> **Work order**:
Using the data below, return all lines in which "year" appears.

(Exercise input begins)

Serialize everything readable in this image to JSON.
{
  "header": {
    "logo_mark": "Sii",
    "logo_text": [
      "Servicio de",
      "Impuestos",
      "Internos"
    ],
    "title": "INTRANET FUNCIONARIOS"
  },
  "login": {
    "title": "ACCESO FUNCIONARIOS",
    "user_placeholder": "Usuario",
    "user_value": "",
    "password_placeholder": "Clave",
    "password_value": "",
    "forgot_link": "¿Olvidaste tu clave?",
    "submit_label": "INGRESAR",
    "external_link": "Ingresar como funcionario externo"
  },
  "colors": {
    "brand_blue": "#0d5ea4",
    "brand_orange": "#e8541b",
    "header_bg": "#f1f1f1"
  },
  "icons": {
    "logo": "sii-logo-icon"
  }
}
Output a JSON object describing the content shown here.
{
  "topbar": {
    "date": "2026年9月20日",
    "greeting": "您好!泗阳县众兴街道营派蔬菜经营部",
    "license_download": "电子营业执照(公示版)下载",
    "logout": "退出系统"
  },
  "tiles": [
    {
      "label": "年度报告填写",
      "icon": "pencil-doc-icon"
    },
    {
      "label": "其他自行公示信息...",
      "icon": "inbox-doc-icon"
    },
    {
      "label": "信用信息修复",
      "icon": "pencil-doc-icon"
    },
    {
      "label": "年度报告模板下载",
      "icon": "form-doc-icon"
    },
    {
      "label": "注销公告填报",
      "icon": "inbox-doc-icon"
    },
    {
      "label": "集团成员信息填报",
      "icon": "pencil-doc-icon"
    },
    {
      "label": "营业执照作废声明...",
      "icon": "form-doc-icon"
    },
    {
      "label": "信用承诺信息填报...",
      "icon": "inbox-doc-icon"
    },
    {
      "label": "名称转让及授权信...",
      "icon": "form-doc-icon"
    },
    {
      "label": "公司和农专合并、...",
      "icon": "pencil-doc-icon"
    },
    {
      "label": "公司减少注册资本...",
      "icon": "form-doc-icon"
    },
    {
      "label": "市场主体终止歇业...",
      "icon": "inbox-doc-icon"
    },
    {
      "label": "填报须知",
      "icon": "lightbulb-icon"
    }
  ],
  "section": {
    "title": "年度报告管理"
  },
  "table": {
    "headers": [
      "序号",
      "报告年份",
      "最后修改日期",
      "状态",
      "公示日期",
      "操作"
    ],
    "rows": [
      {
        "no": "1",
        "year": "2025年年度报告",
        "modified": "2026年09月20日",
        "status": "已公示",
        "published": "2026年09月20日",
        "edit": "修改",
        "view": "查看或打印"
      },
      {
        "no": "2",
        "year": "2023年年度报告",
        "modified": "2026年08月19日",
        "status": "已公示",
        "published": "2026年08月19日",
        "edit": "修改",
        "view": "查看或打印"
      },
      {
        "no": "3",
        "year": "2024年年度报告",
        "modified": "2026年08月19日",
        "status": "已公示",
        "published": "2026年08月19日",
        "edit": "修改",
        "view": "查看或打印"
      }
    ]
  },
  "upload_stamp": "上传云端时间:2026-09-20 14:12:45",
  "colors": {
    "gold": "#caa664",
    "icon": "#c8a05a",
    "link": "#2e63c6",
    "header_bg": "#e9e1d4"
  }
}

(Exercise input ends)

> **Written reply**:
        "year": "2025年年度报告",
        "year": "2023年年度报告",
        "year": "2024年年度报告",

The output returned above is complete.